combining ultrasonic observations with crack growth laws. An ultrasonic angle-beam technique, combined with
an energy-based wave propagation model, serves as the measurement model. Paris's crack growth equation acts
as the system model for crack propagation. For simulated data, this approach provided more accurate crack
size estimates than either the ultrasonic measurements or crack growth approach alone. Presented here are
experimental results to assess the ability of the Kalman filter to provide reasonable crack size estimates.
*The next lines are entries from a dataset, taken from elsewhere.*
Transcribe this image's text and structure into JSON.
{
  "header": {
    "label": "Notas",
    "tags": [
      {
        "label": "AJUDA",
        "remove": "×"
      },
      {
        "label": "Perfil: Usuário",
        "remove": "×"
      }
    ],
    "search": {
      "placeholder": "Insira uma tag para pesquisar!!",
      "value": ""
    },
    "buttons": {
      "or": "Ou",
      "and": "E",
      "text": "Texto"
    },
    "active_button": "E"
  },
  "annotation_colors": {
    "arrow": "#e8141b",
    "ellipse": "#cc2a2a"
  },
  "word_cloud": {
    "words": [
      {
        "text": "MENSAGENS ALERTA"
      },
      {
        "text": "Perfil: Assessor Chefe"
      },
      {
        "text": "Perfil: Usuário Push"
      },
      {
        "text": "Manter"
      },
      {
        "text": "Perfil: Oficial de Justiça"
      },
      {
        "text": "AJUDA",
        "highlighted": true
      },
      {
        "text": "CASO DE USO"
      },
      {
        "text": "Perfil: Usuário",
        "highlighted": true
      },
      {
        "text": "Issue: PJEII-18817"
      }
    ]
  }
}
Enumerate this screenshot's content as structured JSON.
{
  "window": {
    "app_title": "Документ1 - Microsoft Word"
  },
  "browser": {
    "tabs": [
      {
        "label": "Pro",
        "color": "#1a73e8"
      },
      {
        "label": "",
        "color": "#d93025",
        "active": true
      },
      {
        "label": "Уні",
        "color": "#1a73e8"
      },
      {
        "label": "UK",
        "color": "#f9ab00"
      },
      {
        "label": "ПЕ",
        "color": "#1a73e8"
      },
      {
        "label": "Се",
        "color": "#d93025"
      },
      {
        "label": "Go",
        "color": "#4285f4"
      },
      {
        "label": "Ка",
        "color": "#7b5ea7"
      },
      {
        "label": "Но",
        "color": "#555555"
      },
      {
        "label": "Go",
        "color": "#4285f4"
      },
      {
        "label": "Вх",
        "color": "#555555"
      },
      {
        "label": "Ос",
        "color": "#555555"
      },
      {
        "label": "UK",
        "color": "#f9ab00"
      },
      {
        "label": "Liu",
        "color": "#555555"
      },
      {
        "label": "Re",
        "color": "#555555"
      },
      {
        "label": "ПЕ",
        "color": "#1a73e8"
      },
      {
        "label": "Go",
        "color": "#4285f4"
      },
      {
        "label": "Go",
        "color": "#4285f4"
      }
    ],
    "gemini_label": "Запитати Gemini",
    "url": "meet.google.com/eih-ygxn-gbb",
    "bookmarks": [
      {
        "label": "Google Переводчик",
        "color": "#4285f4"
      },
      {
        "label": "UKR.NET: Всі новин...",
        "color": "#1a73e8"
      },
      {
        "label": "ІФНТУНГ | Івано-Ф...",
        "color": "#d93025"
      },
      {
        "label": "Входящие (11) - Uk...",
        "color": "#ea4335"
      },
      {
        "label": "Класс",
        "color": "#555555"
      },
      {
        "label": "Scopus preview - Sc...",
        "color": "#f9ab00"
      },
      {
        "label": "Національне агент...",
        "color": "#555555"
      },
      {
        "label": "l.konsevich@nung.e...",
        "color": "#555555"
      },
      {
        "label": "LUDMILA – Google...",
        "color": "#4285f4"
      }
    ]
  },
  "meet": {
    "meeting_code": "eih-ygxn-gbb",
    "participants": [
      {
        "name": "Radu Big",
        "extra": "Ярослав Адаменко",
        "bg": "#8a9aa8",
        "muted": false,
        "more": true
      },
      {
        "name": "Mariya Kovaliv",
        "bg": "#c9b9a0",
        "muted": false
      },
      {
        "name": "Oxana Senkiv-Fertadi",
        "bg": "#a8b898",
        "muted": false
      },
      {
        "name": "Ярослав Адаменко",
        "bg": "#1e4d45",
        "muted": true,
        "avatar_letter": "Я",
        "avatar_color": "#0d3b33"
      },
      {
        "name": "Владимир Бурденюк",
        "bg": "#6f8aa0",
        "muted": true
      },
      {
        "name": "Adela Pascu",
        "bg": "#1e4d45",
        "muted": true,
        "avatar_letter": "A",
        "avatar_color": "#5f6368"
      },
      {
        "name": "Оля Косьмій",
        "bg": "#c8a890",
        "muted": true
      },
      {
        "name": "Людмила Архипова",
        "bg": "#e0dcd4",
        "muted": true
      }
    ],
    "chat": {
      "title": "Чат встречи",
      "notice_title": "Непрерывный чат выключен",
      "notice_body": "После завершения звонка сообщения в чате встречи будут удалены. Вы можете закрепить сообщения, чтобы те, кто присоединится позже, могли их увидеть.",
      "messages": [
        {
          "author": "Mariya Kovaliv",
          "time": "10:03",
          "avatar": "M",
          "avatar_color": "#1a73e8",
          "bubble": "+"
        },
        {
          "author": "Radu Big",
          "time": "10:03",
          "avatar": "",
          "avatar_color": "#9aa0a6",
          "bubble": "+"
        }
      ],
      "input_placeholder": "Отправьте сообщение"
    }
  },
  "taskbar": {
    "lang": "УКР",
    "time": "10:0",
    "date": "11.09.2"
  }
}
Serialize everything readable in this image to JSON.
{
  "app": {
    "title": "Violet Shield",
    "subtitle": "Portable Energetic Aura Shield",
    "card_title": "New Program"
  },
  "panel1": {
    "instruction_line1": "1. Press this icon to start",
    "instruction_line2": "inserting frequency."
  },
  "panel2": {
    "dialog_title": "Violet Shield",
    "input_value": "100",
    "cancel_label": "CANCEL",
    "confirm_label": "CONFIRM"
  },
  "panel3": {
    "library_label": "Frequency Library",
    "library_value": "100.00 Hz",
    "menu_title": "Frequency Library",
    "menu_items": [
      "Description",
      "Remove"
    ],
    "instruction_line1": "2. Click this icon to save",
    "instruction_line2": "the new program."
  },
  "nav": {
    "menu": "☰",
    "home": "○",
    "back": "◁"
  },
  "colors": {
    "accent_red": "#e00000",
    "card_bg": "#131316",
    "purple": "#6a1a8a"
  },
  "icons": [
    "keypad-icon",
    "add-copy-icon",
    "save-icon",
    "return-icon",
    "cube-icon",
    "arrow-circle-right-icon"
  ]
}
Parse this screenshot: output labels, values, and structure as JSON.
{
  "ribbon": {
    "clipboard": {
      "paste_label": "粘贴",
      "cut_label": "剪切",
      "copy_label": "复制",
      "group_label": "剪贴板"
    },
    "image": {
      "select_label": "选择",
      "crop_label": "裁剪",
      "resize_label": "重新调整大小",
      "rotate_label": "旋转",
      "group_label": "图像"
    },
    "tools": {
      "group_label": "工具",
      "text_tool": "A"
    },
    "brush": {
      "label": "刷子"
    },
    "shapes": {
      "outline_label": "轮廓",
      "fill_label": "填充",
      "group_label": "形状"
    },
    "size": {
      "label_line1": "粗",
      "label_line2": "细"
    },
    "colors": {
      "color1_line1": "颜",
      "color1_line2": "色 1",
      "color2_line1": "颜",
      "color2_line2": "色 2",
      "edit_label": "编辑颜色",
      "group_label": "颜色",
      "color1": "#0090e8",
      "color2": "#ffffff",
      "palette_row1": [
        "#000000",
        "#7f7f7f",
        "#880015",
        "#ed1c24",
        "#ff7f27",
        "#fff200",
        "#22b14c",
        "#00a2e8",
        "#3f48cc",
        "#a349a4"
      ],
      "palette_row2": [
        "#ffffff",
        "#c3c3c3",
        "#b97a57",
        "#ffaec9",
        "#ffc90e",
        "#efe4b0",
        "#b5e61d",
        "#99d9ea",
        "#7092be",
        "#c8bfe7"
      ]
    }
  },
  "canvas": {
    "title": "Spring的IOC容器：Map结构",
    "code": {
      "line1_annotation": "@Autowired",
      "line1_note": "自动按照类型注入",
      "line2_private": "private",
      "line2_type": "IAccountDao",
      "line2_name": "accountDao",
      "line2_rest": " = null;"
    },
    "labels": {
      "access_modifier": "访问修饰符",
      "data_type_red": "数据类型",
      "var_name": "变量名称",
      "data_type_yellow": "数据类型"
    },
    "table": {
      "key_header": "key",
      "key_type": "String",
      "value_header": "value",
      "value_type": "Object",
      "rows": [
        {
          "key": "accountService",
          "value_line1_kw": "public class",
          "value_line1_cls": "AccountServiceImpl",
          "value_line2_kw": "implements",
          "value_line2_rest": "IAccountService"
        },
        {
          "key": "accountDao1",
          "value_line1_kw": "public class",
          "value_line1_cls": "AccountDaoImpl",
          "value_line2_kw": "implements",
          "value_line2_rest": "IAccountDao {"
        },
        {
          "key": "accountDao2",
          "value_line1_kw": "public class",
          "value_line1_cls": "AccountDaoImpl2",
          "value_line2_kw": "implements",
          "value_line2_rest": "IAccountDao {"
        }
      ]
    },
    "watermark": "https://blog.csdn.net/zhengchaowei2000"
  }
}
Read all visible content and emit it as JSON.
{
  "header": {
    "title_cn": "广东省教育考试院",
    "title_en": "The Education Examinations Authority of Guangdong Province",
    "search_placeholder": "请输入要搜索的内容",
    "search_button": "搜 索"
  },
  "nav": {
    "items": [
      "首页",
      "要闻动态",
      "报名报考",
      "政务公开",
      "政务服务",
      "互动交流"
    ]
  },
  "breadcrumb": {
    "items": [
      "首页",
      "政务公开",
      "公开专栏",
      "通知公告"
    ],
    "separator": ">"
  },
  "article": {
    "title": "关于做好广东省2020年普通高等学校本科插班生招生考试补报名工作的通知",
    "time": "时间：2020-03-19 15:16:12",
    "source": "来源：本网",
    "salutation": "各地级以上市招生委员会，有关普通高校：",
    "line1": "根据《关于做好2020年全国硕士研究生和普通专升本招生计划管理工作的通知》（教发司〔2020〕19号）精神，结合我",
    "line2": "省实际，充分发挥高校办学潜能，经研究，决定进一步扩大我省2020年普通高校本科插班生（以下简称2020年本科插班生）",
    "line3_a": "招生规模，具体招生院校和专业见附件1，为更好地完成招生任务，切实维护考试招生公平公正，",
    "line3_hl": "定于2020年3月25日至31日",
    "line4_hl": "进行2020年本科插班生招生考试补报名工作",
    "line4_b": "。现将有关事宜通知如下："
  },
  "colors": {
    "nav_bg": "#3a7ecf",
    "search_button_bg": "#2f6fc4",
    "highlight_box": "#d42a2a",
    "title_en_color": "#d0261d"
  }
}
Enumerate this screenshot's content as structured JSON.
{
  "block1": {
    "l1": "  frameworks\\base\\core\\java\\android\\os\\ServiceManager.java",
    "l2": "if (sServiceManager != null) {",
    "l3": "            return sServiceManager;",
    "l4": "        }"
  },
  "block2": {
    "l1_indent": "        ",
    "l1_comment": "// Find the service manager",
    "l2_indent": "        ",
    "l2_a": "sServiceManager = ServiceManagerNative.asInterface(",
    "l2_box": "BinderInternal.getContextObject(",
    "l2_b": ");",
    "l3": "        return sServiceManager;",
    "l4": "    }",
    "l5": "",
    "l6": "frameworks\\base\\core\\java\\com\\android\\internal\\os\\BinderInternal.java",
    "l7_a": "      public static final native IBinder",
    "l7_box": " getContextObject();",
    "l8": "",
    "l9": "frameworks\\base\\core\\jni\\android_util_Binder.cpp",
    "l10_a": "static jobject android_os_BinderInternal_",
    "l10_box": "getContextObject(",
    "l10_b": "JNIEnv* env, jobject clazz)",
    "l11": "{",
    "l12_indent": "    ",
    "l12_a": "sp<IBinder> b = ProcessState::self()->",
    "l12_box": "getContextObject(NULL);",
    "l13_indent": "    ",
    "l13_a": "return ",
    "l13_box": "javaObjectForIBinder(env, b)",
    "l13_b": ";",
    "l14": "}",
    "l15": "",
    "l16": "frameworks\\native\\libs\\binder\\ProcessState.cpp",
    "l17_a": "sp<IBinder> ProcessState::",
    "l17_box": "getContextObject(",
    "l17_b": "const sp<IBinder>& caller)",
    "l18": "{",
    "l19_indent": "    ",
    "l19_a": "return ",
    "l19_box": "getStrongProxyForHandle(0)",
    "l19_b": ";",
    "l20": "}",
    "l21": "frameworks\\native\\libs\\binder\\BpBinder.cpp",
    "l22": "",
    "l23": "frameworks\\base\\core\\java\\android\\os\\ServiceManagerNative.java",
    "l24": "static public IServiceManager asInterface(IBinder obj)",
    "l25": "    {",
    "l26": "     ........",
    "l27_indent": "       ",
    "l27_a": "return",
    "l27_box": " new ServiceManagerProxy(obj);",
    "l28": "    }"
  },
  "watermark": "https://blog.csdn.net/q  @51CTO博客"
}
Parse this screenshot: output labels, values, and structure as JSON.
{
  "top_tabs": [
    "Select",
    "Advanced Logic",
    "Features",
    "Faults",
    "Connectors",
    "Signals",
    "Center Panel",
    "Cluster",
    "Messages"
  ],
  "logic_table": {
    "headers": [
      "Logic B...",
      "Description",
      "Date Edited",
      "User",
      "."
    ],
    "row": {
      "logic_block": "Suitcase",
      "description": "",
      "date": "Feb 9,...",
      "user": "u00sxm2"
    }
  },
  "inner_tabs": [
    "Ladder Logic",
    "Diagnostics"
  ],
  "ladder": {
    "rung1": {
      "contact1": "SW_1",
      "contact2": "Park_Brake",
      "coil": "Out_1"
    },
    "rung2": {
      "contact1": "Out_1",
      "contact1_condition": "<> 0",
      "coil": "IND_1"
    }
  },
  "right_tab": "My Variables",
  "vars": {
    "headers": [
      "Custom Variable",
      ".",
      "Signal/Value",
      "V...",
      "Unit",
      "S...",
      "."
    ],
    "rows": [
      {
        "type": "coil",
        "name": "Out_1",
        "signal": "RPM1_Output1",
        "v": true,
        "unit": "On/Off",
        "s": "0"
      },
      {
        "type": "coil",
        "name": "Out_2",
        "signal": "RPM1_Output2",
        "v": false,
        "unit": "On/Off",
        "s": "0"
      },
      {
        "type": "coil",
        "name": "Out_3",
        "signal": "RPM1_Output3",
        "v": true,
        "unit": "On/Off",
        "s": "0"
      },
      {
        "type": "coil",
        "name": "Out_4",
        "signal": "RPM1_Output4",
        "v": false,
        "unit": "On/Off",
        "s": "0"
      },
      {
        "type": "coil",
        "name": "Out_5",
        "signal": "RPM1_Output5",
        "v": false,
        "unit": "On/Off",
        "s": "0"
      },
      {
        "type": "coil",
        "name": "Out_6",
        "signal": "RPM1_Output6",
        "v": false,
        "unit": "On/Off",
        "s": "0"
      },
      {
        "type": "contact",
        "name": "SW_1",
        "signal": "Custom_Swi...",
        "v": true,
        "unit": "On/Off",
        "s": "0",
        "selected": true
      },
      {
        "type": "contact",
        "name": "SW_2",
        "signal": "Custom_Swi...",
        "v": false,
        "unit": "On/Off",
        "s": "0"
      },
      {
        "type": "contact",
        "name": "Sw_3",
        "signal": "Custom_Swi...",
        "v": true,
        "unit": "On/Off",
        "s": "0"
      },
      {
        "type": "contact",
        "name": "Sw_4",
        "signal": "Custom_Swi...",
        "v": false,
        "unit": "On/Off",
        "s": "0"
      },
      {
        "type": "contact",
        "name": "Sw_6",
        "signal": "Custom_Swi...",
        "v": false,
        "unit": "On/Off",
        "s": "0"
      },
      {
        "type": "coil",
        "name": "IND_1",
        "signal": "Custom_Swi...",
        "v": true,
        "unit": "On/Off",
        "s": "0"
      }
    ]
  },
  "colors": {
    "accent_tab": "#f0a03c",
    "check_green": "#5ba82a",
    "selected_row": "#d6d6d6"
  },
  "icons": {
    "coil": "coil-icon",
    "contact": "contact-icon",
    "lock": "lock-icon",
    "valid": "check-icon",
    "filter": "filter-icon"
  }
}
Diffuse ultrasonic signals received from ultrasonic sensors which are permanently mounted near, on or in critical structures of complex geometry are very difficult to interpret because of multiple modes and reflections constructively and destructively interfering. Both changing environmental and structural conditions affect the ultrasonic wave field, and the resulting changes in the received signals are similar and of the same magnitude. This paper describes a differential feature-based classifier approach to address the problem of determining if a structural change has actually occurred. Classifiers utilizing time and frequency domain features are compared to classifiers based upon time-frequency representations. Experimental data are shown from a metallic specimen subjected to both environmental changes and the introduction of artificial damage. Results show that both types of classifiers are successful in discriminating between environmental and structural changes. Furthermore, classifiers developed for one particular structure were successfully applied to a second one that was created by modifying the first structure. Best results were obtained using a classifier based upon features calculated from time-frequency regions of the spectrogram.